the elite, who ruled Russia.
"The discussion should be not about support within the elite
but about who has more support from the people," the Kremlin
source said. "Support from the elite is not always decisive for
the country to move forward."
Asked whether Putin was considering a return to the Kremlin,
the prime minister's spokesman, Dmitry Peskov, said: "Vladimir
Vladimirovich is working, working hard, rather than thinking
about whether to run in the election."
BATMAN AND ROBIN?
Most officials and foreign diplomats believe that, as the
ultimate arbiter between the powerful clans that make up the
Russian elite, Putin will have the final say on who will run in
As Russia's most popular politician and leader of the ruling
party, Putin would be almost certain to win a newly extended
six-year term if he decided to return to the presidency.
He could also then run again for another term from 2018 to
2024, a quarter of a century since he rose to power in late
1999. He would turn 72 on Oct. 7, 2024.
The picture of Russia's "alpha-dog" ruler eyeing another
Kremlin term corresponds to the assessment of U.S. Ambassador to
Russia John Beyrle who cast Medvedev as playing "Robin to
Putin's Batman", according to leaked U.S. diplomatic cables.
"Russia's bicephalous ruling format is not likely to be
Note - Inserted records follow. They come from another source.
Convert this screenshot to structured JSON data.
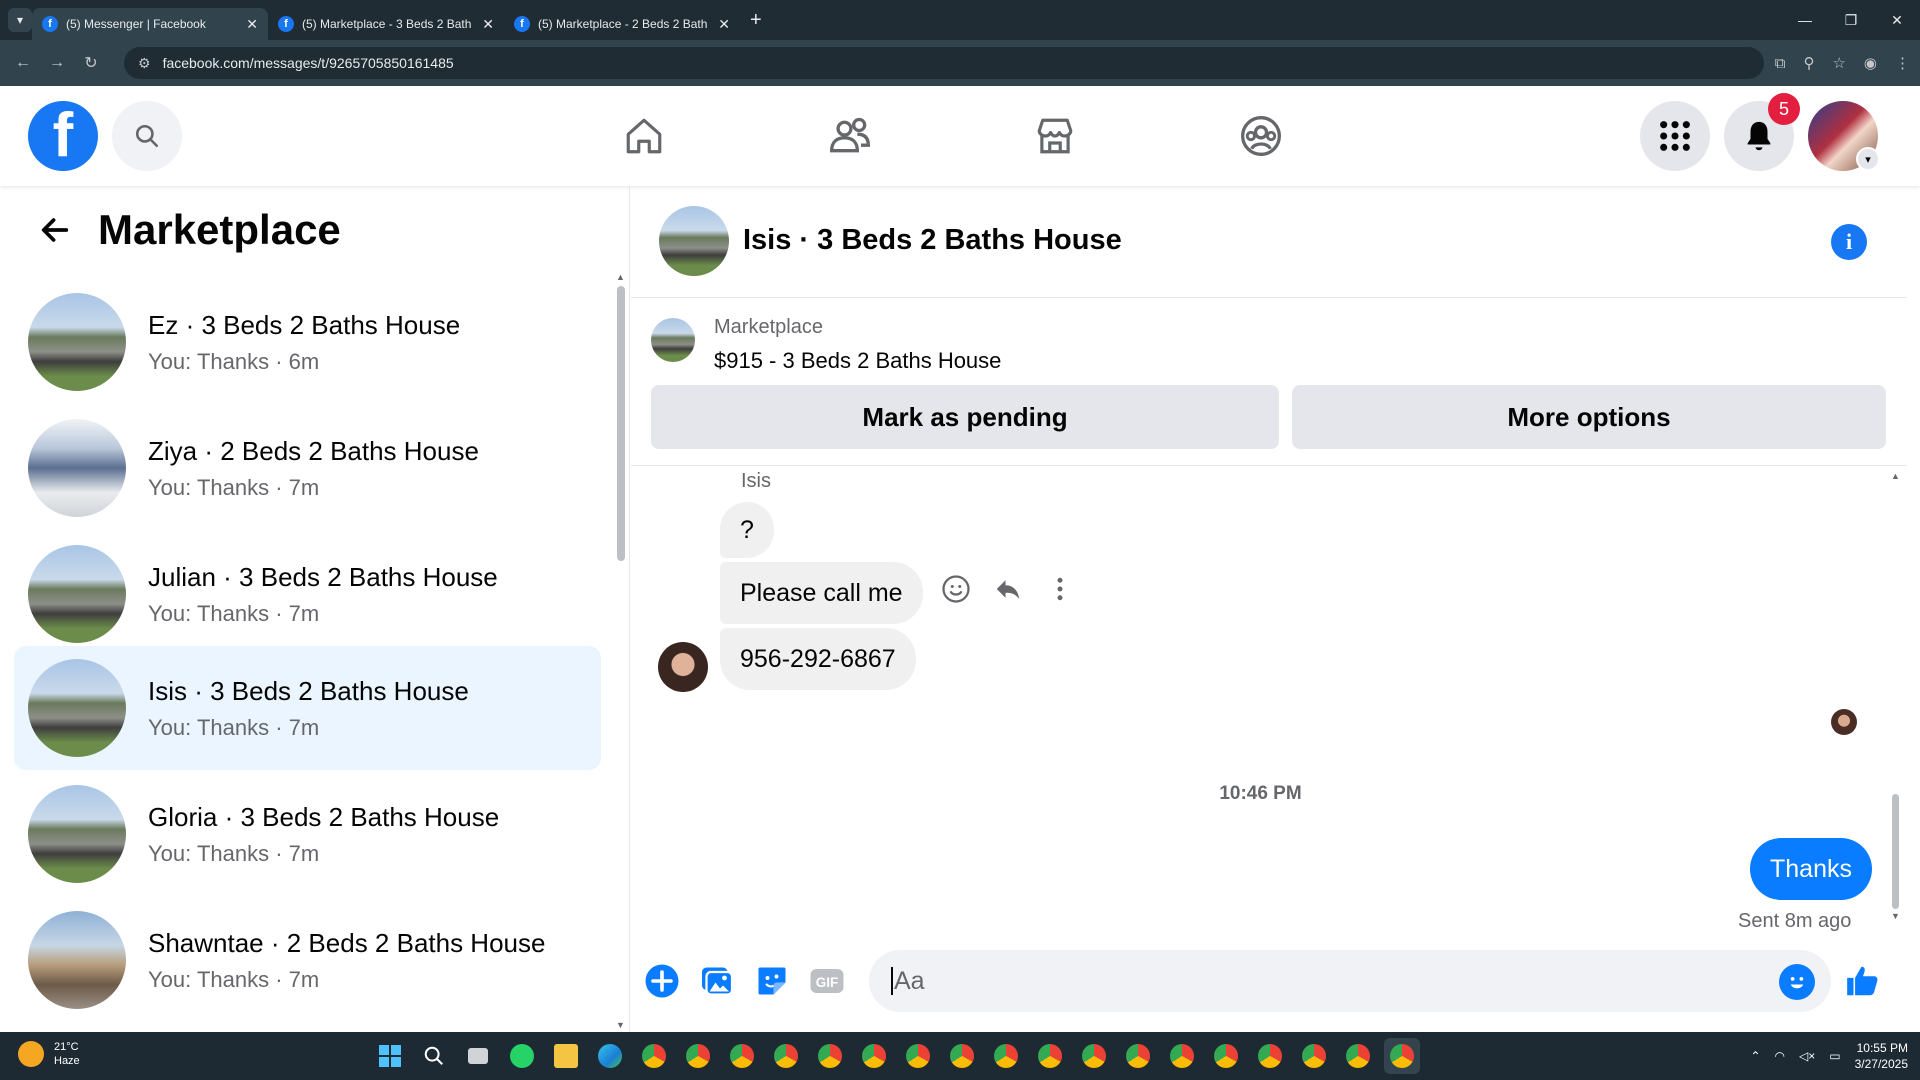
{
  "browser": {
    "tabs": [
      {
        "title": "(5) Messenger | Facebook",
        "active": true
      },
      {
        "title": "(5) Marketplace - 3 Beds 2 Bath",
        "active": false
      },
      {
        "title": "(5) Marketplace - 2 Beds 2 Bath",
        "active": false
      }
    ],
    "url": "facebook.com/messages/t/9265705850161485"
  },
  "header": {
    "logo": "f",
    "notification_count": "5",
    "icons": [
      "search-icon",
      "home-icon",
      "friends-icon",
      "marketplace-icon",
      "groups-icon",
      "menu-grid-icon",
      "bell-icon"
    ]
  },
  "sidebar": {
    "title": "Marketplace",
    "conversations": [
      {
        "name": "Ez · 3 Beds 2 Baths House",
        "preview": "You: Thanks · 6m",
        "active": false
      },
      {
        "name": "Ziya · 2 Beds 2 Baths House",
        "preview": "You: Thanks · 7m",
        "active": false
      },
      {
        "name": "Julian · 3 Beds 2 Baths House",
        "preview": "You: Thanks · 7m",
        "active": false
      },
      {
        "name": "Isis · 3 Beds 2 Baths House",
        "preview": "You: Thanks · 7m",
        "active": true
      },
      {
        "name": "Gloria · 3 Beds 2 Baths House",
        "preview": "You: Thanks · 7m",
        "active": false
      },
      {
        "name": "Shawntae · 2 Beds 2 Baths House",
        "preview": "You: Thanks · 7m",
        "active": false
      }
    ]
  },
  "chat": {
    "title": "Isis · 3 Beds 2 Baths House",
    "marketplace_label": "Marketplace",
    "listing": "$915 - 3 Beds 2 Baths House",
    "mark_pending_label": "Mark as pending",
    "more_options_label": "More options",
    "sender_name": "Isis",
    "messages": [
      {
        "from": "Isis",
        "text": "?"
      },
      {
        "from": "Isis",
        "text": "Please call me"
      },
      {
        "from": "Isis",
        "text": "956-292-6867"
      }
    ],
    "timestamp": "10:46 PM",
    "my_message": "Thanks",
    "sent_status": "Sent 8m ago",
    "composer_placeholder": "Aa"
  },
  "taskbar": {
    "temperature": "21°C",
    "condition": "Haze",
    "time": "10:55 PM",
    "date": "3/27/2025"
  },
  "colors": {
    "fb_blue": "#1877f2",
    "messenger_blue": "#0a7cff",
    "badge_red": "#e41e3f",
    "active_conv_bg": "#ebf5ff"
  }
}
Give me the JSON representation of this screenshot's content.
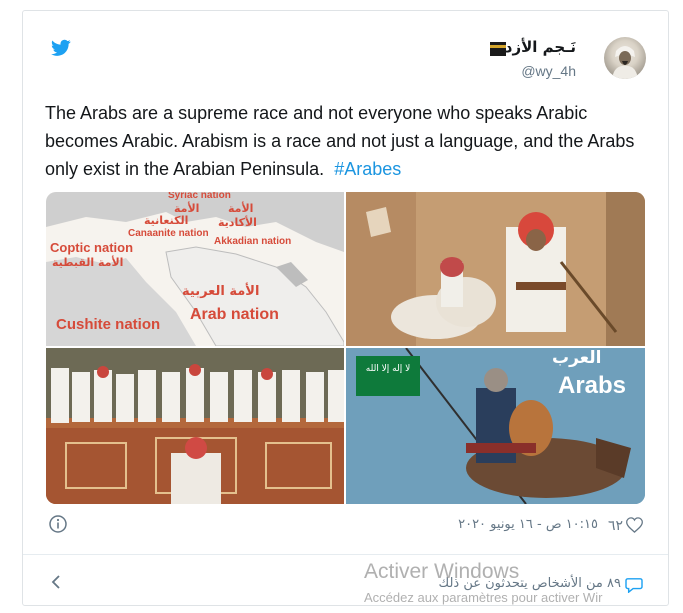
{
  "tweet": {
    "display_name": "نَـجم الأزدي",
    "handle": "@wy_4h",
    "text": "The Arabs are a supreme race and not everyone who speaks Arabic becomes Arabic. Arabism is a race and not just a language, and the Arabs only exist in the Arabian Peninsula.",
    "hashtag": "#Arabes",
    "like_count": "٦٢",
    "timestamp": "١٠:١٥ ص - ١٦ يونيو ٢٠٢٠",
    "talking_count": "٨٩ من الأشخاص يتحدثون عن ذلك"
  },
  "media": {
    "map_labels": {
      "syriac_nation": "Syriac nation",
      "syriac_arabic": "الأمة",
      "canaanite_arabic": "الكنعانية",
      "canaanite": "Canaanite nation",
      "akkadian_arabic_1": "الأمة",
      "akkadian_arabic_2": "الأكادية",
      "akkadian": "Akkadian nation",
      "coptic": "Coptic nation",
      "coptic_arabic": "الأمة القبطية",
      "arab_arabic": "الأمة العربية",
      "arab": "Arab nation",
      "cushite": "Cushite nation"
    },
    "poster_arabic": "العرب",
    "poster_english": "Arabs",
    "flag_text": "لا إله إلا الله"
  },
  "watermark": {
    "line1": "Activer Windows",
    "line2": "Accédez aux paramètres pour activer Wir"
  },
  "colors": {
    "twitter_blue": "#1da1f2",
    "hashtag_blue": "#1b95e0",
    "secondary_text": "#657786",
    "map_red": "#d64b3a"
  }
}
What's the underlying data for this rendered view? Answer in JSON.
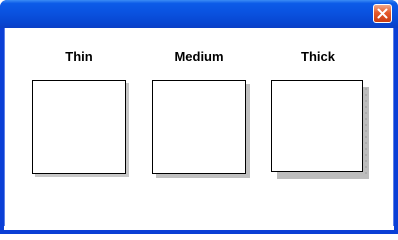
{
  "window": {
    "title": "",
    "close_label": "Close"
  },
  "panels": [
    {
      "label": "Thin"
    },
    {
      "label": "Medium"
    },
    {
      "label": "Thick"
    }
  ],
  "colors": {
    "titlebar": "#0a52e0",
    "close_button": "#e55a2b",
    "panel_border": "#000000",
    "shadow": "#c0c0c0"
  }
}
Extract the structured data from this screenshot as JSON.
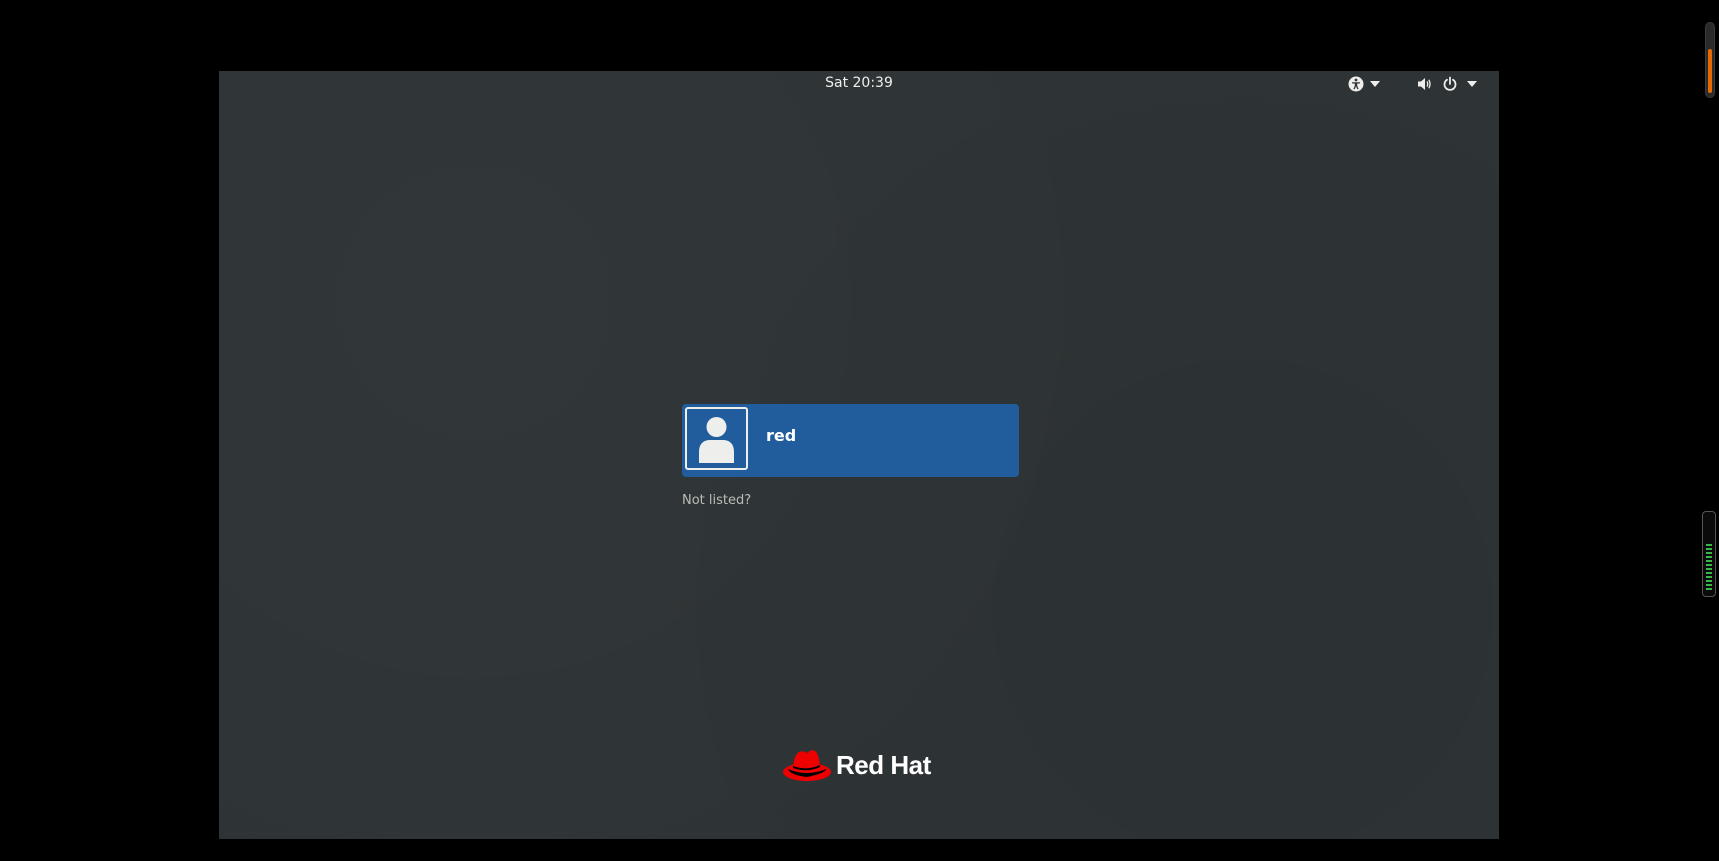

permanent based on Russian history and current tandem dynamics,"
Beyrle wrote in February 2010 according to a copy of the cable
Because of Medvedev's weakness in relation to Putin, the
Kremlin chief's attempt to present himself as anything other
than Putin's loyal protege has puzzled investors and irked some
of the officials who make up part of Putin's court.
In a host of choreographed public events, Medvedev has
pitched himself as the right man for Russia, calling for opening
up the tightly controlled political system crafted by Putin and
even reportedly lobbying Russia's powerful tycoons for support.
A Kremlin insider said it appeared that both Medvedev and
Putin wanted to be president, but that the tandem had not shown
itself to be an effective way to rule Russia.
"Neither Medvedev nor Putin have shown that this
construction is stable," said the source, who added that talk of
any discord was overblown and that Putin had shown his
confidence in Medvedev by steering him into the Kremlin in 2008.
Asked about Medvedev, the source said: "He is not stupid but
he is not a brilliant manager and I am not completely convinced
he has enough steel... Putin does not plan to leave power
(Editing by Angus MacSwan)